Saturday, August 04, 2007
August 4: Top 100 Day
Today is the the anniversary of the introduction of Billboard magazine's Hot 100 chart. The first number one song on the chart was Ricky Nelson's "Poor Little Fool."
Prior to August 4, 1958, Billboard had separate charts for Most Played By Jockeys, Best Sellers in Stores, and Most Played in Juke Boxes. The new Hot 100 list combined the Best Sellers and the Most Played By Jockeys lists into a single chart. Because Juke Boxes were becoming less popular, their numbers were not included.
The linguistic equivalent of Billboard's Hot 100 would have to be Word Spy's Top 100 Words . Created by technical writer Paul McFedries, Word Spy is a web site devoted to neologisms. Neologisms are new words -- words that have appeared in print multiple times, but that are not in the dictionary.
Word Spy gives the arm chair linguist a peek behind the lexical curtain. Visiting this web site is a little like watching a preseason football practice: you get to see all the players (words) on the field, but you're not sure which ones will make the final cut. In the case of neologisms, the final cut is making it into the dictionary. The lexicographers at the Oxford English Dictionary do their work behind the scenes, and most neologisms have the life span of the common house fly. In contrast, Word Spy makes lexicography democratic: you get to see all the words, it's free, and McFedries even accepts reader submissions.
Here are a couple of examples for neologisms from Word Spy:
aireoke (air.ee.OH.kee) n. Playing air guitar and singing to prerecorded music; playing air guitar in a public performance. Also: air-eoke. [Blend of air guitar and karaoke.]
Manilow method n. The discouragement of loitering in public places by broadcasting music that is offensive to young people, particularly the songs of singer Barry Manilow.
In addition to words and definitions, Word Spy also provides pronunciations, citations, and notes on each word. WARNING: Reading this site can become addictive! (2)
Today's Challenge: Brave New Words
See if you can match up the 8 neologisms from Word Spy with the 8 definitions numbered below.
Drink the Kool-Aid
male answer syndrome
1. n. A person or attitude that opposes all real estate development or other projects that would harm the environment or reduce property values.
2. n. A hairstyle in which a strip of hair across the top of the head is longer and higher than the hair on the remainder of the head.
3. n. A person, usually a vegan, who consumes only food that is obtained by foraging, most often in the garbage of restaurants, grocery stores, and other retailers.
4. v. To become a firm believer in something; to accept an argument or philosophy wholeheartedly or blindly.
5. n. Setting up a large number of Web pages with links that point to a specific Web site so that the site will appear near the top of a Google search when users enter the link text.
6. n. The tendency for some men to answer a question even when they don't know the answer.

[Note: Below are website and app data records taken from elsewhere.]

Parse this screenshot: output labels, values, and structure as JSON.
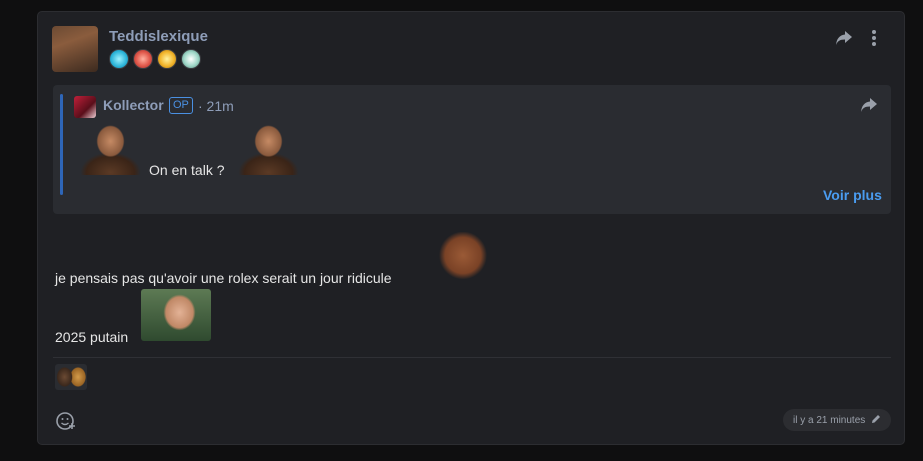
{
  "post": {
    "username": "Teddislexique",
    "badges": [
      "star-badge",
      "dice-badge",
      "laughing-face-badge",
      "soccer-ball-badge"
    ],
    "quote": {
      "username": "Kollector",
      "op_label": "OP",
      "time": "· 21m",
      "text": "On en talk ?",
      "see_more": "Voir plus"
    },
    "lines": [
      "je pensais pas qu'avoir une rolex serait un jour ridicule",
      "2025 putain"
    ],
    "timestamp": "il y a 21 minutes"
  },
  "colors": {
    "background": "#0f0f10",
    "card": "#1f2024",
    "quote": "#2a2c31",
    "accent": "#4a9cf0",
    "username": "#8e9db8"
  }
}
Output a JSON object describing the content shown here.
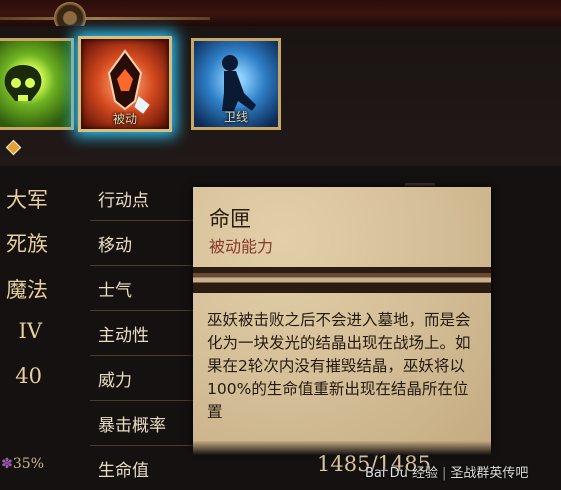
{
  "skills": [
    {
      "name": "",
      "icon": "green-skull-icon"
    },
    {
      "name": "被动",
      "icon": "crystal-icon"
    },
    {
      "name": "卫线",
      "icon": "kneeling-figure-icon"
    }
  ],
  "left_values": {
    "faction": "大军",
    "race": "死族",
    "type": "魔法",
    "tier": "IV",
    "level": "40",
    "percent": "35%"
  },
  "attributes": [
    {
      "label": "行动点"
    },
    {
      "label": "移动"
    },
    {
      "label": "士气"
    },
    {
      "label": "主动性"
    },
    {
      "label": "威力"
    },
    {
      "label": "暴击概率"
    },
    {
      "label": "生命值"
    }
  ],
  "hp_value": "1485/1485",
  "tooltip": {
    "title": "命匣",
    "subtitle": "被动能力",
    "description": "巫妖被击败之后不会进入墓地，而是会化为一块发光的结晶出现在战场上。如果在2轮次内没有摧毁结晶，巫妖将以100%的生命值重新出现在结晶所在位置"
  },
  "watermark": {
    "left": "Bai Du 经验",
    "right": "圣战群英传吧"
  },
  "colors": {
    "accent_gold": "#c9a664",
    "highlight_blue": "#2ec9ff",
    "parchment": "#d7c29c",
    "subtitle_red": "#8a3a24"
  }
}
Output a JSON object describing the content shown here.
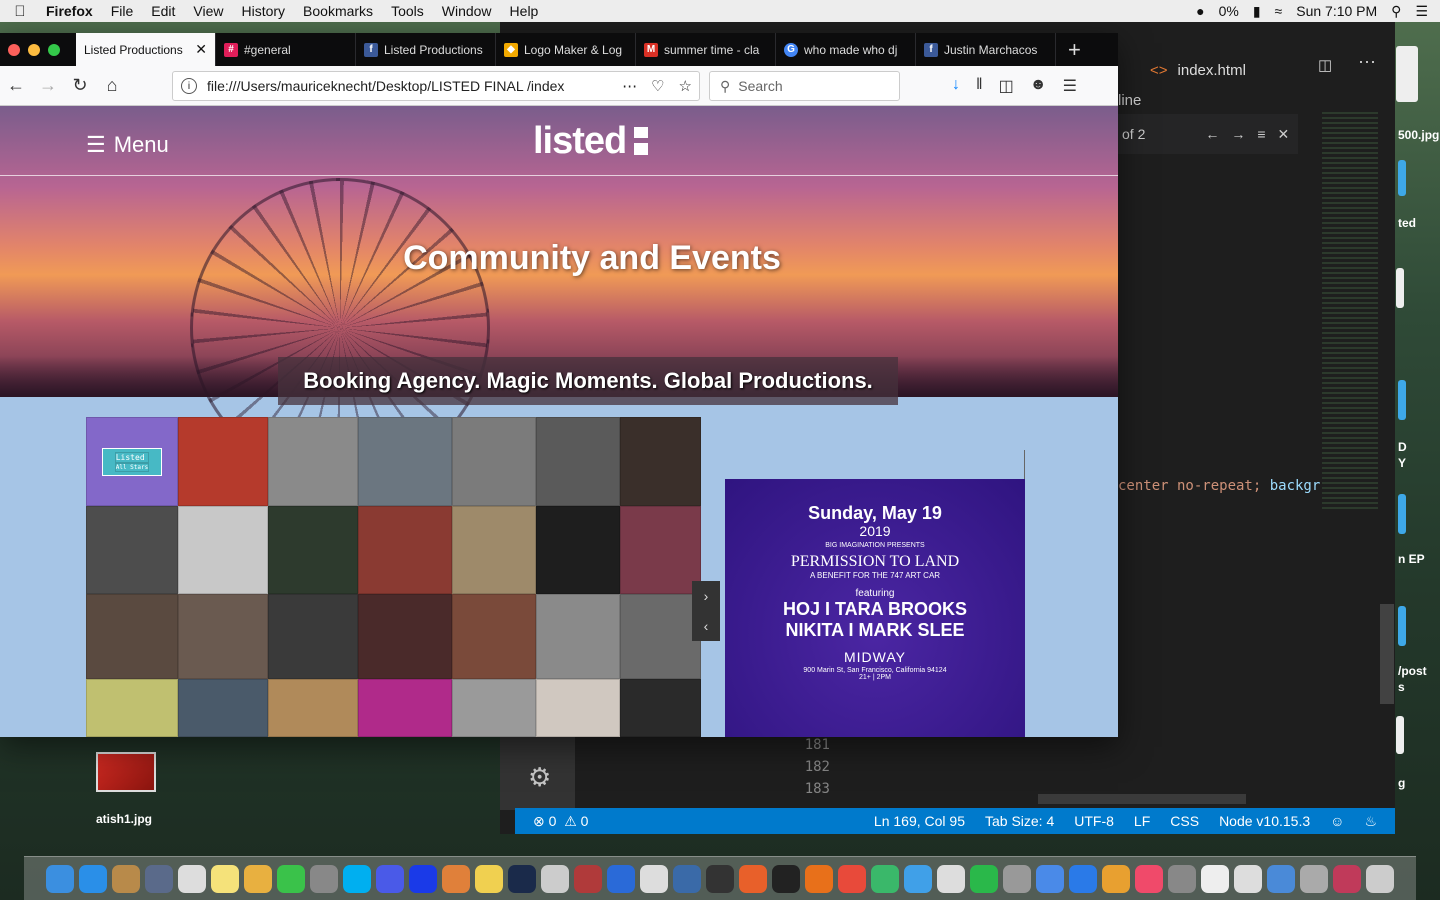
{
  "menubar": {
    "app_name": "Firefox",
    "items": [
      "File",
      "Edit",
      "View",
      "History",
      "Bookmarks",
      "Tools",
      "Window",
      "Help"
    ],
    "battery": "0%",
    "clock": "Sun 7:10 PM"
  },
  "browser": {
    "tabs": [
      {
        "title": "Listed Productions",
        "active": true,
        "icon": "listed-favicon",
        "color": "#f9f9fa"
      },
      {
        "title": "#general",
        "active": false,
        "icon": "slack-icon",
        "color": "#e01e5a"
      },
      {
        "title": "Listed Productions",
        "active": false,
        "icon": "facebook-icon",
        "color": "#3b5998"
      },
      {
        "title": "Logo Maker & Log",
        "active": false,
        "icon": "logo-maker-icon",
        "color": "#f2a900"
      },
      {
        "title": "summer time - cla",
        "active": false,
        "icon": "gmail-icon",
        "color": "#d93025"
      },
      {
        "title": "who made who dj",
        "active": false,
        "icon": "google-icon",
        "color": "#4285f4"
      },
      {
        "title": "Justin Marchacos",
        "active": false,
        "icon": "facebook-icon",
        "color": "#3b5998"
      }
    ],
    "url": "file:///Users/mauriceknecht/Desktop/LISTED FINAL /index",
    "search_placeholder": "Search"
  },
  "page": {
    "menu_label": "Menu",
    "logo_text": "listed",
    "hero_title": "Community and Events",
    "tagline": "Booking Agency. Magic Moments. Global Productions.",
    "allstars_badge": [
      "Listed",
      "All Stars"
    ],
    "poster": {
      "date": "Sunday, May 19",
      "year": "2019",
      "presenter": "BIG IMAGINATION PRESENTS",
      "title": "PERMISSION TO LAND",
      "subtitle": "A BENEFIT FOR THE 747 ART CAR",
      "featuring": "featuring",
      "artists_1": "HOJ I TARA BROOKS",
      "artists_2": "NIKITA I MARK SLEE",
      "venue": "MIDWAY",
      "address": "900 Marin St, San Francisco, California 94124",
      "time": "21+ | 2PM"
    },
    "grid_colors": [
      "#8368c9",
      "#b53a2c",
      "#8a8a8a",
      "#6b7680",
      "#7b7b7b",
      "#5a5a5a",
      "#3a2f2a",
      "#4d4d4d",
      "#c8c8c8",
      "#2d3a2d",
      "#8a3a32",
      "#9e8a6a",
      "#1e1e1e",
      "#7a3a4a",
      "#5a4a40",
      "#6a5a50",
      "#3a3a3a",
      "#4a2a2a",
      "#7a4a3a",
      "#8a8a8a",
      "#6a6a6a",
      "#c0c070",
      "#4a5a6a",
      "#b08a5a",
      "#b02a8a",
      "#9a9a9a",
      "#d0c8c0",
      "#2a2a2a"
    ]
  },
  "editor": {
    "tab_title": "index.html",
    "find_result": "of 2",
    "partial_word": "line",
    "code_snippet": [
      "center no-repeat; ",
      "backgr"
    ],
    "line_numbers": [
      "181",
      "182",
      "183"
    ],
    "status": {
      "errors": "0",
      "warnings": "0",
      "position": "Ln 169, Col 95",
      "tab_size": "Tab Size: 4",
      "encoding": "UTF-8",
      "eol": "LF",
      "language": "CSS",
      "runtime": "Node v10.15.3"
    }
  },
  "desktop": {
    "file_label": "atish1.jpg",
    "side_labels": [
      "ted",
      "D",
      "Y",
      "n EP",
      "/post",
      "s",
      "g",
      "500.jpg"
    ]
  }
}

7. n. A word game played during corporate meetings. Players are issued bingo-like cards with lists of buzzwords such as paradigm and proactive. Players check off these words as they come up in the meeting, and the first to fill in a "line" of words is the winner.
8. pp. Podcasting an audio feed with a religious message (2).
Quote of the Day: The genius of democracies is seen not only in the great number of new words introduced but even more in the new ideas they express. --Alexis de Tocqueville
Answers: 1. NOPE: (Not On Planet Earth) 2. fauxhawk 3. freegan 4. Drink the Kool-Aid5. Google bombing 6. male answer syndrome 7. buzzword bingo 8. godcasting
1 - This Day in History - Entertainment - August 4. The History Channel